Vero Beach. Tropical Storm Nicole blew homes off the Florida coast into the Atlantic Ocean Thursday, threatening multi-story buildings in places where Hurricane Ian destroyed boardwalks just weeks ago.
The storm, which caused at least two deaths, was the first hurricane to make landfall in Florida in a November month in 37 years, and only the third on record. He dealt another devastating blow weeks after Ian It hit the coast of the state in the Gulf of Mexico, where it caused the death of more than 130 people and destroyed thousands of houses.
Although the winds of Nicole subsided after it made landfall as a Category One hurricane around 3 a.m. Thursday near Vero Beach, its storm surge battering shorelines in the communities of Wilbur-by-the-Sea and Daytona Beach Shores, causing some houses will end up in the ocean.
Authorities in Volusia County, northeast of Orlando, said Thursday night that building inspectors had declared 24 hotels and condominiums in Daytona Beach Shores and New Smyrna Beach unsafe and had ordered them evacuated. At least 25 single-family homes in Wilbur-by-the-Sea had been declared structurally unsafe by building inspectors and were also evacuated, county officials said.
“The structural damage to our coastline is unprecedented. We have never experienced anything like this before,” County Manager George Recktenwald said during a previous press conference, noting that it is unknown when it will be safe for evacuated residents to return to their homes.
County Police Chief Mike Chitwood said on social media that several waterfront homes in Wilbur-by-the-Sea had collapsed and other properties were at “imminent risk.” He said most of the bridges leading to beachside properties had been closed to all but essential personnel, and a curfew had been imposed.
Nicole it was a large system, covering most of the state of Florida and reaching Georgia and the Carolinas before dawn Thursday.
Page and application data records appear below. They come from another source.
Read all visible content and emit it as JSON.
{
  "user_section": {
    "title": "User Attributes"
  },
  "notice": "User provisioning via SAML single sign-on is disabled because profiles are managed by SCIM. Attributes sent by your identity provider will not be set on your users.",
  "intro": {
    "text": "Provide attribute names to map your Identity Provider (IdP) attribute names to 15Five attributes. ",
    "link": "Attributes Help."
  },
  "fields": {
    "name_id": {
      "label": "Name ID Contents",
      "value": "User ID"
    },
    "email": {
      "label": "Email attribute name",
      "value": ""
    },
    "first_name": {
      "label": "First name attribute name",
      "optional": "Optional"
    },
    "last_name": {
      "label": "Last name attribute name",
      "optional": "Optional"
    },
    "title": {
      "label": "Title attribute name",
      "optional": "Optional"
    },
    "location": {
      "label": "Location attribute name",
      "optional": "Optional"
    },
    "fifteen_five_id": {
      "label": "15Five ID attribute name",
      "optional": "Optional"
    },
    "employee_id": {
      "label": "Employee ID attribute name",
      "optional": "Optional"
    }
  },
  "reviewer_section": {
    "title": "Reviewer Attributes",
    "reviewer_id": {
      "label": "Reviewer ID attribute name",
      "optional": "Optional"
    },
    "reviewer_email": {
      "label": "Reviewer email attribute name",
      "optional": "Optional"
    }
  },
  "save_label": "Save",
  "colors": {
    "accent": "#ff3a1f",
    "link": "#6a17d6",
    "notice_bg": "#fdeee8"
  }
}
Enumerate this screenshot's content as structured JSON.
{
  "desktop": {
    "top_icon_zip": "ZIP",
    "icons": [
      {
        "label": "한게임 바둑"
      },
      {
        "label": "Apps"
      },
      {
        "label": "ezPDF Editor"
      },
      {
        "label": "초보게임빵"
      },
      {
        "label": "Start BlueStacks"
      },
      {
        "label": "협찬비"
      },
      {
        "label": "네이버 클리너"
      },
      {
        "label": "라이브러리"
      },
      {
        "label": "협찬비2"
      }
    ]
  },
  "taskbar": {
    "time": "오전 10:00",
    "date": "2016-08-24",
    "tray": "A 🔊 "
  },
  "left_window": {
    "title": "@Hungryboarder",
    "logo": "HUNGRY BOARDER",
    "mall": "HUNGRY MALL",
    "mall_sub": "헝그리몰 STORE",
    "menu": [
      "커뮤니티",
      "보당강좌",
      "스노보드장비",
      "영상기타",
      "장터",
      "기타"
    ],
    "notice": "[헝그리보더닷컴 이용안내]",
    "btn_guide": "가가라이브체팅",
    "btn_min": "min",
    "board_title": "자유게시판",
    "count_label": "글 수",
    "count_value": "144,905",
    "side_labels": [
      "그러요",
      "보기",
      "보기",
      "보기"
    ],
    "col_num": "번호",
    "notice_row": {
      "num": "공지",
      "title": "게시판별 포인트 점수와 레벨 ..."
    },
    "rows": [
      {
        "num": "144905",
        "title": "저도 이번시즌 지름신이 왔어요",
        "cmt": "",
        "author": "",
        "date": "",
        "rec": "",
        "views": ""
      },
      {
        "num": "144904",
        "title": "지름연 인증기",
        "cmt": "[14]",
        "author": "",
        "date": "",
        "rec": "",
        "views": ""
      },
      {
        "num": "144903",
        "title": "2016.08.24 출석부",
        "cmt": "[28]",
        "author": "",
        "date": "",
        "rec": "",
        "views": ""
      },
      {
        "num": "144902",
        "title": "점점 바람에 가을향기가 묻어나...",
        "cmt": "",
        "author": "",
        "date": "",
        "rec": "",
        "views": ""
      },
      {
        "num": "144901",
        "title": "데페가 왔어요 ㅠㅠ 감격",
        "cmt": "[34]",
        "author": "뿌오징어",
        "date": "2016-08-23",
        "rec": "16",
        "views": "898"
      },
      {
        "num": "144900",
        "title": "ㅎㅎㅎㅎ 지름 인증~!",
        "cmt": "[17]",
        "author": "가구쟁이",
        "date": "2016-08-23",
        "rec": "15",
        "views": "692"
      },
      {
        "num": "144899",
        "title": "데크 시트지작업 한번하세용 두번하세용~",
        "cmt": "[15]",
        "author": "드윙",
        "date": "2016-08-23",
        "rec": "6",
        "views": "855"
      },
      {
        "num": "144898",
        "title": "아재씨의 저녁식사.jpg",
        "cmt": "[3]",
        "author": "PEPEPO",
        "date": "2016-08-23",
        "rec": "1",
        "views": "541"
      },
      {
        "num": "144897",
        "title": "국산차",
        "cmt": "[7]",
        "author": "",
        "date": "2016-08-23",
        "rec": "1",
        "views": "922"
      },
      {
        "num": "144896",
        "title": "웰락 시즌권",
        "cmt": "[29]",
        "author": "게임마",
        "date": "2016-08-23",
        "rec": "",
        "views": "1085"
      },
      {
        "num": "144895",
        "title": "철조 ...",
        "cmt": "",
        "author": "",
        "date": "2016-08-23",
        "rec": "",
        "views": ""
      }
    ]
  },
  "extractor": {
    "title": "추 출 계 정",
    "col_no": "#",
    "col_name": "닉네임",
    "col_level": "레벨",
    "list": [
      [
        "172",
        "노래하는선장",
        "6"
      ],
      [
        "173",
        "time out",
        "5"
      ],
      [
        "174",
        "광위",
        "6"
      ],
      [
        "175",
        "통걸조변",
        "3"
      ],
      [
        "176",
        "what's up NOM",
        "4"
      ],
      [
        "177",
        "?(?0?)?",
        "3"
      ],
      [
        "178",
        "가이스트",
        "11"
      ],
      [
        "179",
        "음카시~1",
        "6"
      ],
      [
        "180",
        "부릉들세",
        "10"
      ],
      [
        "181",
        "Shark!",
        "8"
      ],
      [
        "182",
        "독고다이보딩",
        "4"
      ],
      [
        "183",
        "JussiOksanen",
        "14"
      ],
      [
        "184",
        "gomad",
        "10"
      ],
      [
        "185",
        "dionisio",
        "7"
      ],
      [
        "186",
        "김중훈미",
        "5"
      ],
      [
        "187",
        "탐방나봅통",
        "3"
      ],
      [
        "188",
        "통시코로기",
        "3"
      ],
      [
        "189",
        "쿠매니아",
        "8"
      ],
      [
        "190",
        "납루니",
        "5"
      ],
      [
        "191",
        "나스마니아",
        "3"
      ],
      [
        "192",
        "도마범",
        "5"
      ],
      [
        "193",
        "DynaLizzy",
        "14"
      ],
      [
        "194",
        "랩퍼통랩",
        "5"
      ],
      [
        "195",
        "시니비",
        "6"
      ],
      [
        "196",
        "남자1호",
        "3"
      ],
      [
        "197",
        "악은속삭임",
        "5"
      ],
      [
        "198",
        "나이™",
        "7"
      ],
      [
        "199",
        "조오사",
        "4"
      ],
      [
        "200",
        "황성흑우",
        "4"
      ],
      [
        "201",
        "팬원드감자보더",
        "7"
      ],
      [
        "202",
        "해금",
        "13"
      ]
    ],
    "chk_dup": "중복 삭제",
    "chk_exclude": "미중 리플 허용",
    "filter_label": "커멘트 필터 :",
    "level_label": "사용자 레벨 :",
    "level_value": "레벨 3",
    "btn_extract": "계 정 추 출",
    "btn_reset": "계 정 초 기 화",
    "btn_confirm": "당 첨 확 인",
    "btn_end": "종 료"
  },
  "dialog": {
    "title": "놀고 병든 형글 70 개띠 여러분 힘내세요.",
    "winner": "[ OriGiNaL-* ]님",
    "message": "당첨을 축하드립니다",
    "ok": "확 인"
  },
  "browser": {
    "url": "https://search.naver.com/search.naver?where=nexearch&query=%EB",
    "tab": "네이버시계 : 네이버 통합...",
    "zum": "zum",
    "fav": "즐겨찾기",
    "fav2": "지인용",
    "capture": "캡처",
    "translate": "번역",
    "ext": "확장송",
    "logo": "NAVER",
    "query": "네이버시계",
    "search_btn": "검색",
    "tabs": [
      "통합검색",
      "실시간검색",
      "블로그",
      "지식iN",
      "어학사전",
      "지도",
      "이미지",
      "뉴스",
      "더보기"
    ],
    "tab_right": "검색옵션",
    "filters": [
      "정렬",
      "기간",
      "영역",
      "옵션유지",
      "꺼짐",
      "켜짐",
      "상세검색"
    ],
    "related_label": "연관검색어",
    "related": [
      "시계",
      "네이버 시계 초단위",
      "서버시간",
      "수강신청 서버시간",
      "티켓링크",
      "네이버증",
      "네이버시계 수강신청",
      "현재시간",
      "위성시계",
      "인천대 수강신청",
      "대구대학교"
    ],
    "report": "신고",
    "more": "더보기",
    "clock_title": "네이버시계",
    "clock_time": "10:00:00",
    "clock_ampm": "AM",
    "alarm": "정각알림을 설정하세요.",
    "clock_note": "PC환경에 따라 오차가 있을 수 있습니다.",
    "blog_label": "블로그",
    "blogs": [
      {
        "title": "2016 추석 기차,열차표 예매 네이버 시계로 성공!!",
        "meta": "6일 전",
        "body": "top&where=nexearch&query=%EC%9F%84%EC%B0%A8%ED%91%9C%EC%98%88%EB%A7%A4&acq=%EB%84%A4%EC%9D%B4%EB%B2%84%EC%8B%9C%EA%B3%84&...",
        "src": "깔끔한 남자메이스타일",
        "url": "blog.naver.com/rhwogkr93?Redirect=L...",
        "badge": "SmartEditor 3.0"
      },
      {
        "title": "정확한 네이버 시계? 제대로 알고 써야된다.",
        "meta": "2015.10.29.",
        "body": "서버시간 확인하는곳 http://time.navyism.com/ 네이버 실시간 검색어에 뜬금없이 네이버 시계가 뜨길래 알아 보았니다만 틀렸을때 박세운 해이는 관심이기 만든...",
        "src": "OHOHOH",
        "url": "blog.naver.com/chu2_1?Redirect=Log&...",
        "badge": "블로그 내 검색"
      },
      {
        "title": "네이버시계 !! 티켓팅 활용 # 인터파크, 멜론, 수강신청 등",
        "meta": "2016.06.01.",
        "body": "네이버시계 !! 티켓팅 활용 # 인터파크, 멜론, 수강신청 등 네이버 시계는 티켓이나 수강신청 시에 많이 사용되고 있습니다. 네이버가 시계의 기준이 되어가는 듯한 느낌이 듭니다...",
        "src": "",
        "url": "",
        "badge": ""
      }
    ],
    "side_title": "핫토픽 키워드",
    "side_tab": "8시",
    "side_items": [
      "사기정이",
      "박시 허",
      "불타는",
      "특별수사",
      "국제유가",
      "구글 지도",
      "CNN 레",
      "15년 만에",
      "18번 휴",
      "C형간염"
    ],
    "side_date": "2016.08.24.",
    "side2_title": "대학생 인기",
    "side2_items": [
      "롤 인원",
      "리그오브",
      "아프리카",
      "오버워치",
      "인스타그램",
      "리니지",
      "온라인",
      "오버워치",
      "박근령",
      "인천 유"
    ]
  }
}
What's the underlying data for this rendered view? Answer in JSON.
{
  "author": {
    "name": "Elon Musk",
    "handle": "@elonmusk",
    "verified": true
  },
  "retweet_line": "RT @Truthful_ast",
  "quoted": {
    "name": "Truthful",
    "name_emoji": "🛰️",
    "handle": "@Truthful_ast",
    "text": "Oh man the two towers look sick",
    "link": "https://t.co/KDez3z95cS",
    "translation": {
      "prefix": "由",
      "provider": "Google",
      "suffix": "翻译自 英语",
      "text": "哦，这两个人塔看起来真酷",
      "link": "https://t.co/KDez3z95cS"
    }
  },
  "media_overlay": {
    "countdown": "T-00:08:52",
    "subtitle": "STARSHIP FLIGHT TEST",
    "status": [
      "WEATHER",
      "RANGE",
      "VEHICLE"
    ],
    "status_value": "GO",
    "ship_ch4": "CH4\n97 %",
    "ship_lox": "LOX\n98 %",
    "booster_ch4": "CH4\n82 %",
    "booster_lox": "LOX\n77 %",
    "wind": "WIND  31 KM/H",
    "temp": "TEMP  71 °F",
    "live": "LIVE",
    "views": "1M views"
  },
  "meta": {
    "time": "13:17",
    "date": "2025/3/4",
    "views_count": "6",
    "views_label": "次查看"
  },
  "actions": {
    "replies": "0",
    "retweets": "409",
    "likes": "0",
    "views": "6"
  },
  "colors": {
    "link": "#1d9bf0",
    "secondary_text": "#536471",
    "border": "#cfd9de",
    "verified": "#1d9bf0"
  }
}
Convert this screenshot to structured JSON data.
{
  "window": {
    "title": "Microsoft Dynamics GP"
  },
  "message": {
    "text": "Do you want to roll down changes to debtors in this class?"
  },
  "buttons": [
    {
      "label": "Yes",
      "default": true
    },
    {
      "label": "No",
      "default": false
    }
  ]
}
Its tropical storm-force winds extended up to 450 miles (720 kilometers) from its center in some directions as it turned northward over central Florida.
Although the winds of Nicole They caused minimal damage, their storm surge more destructive than it might have been in the past because seas are rising as the planet’s ice melts due to climate change, said Princeton University climatologist Michael Oppenheimer.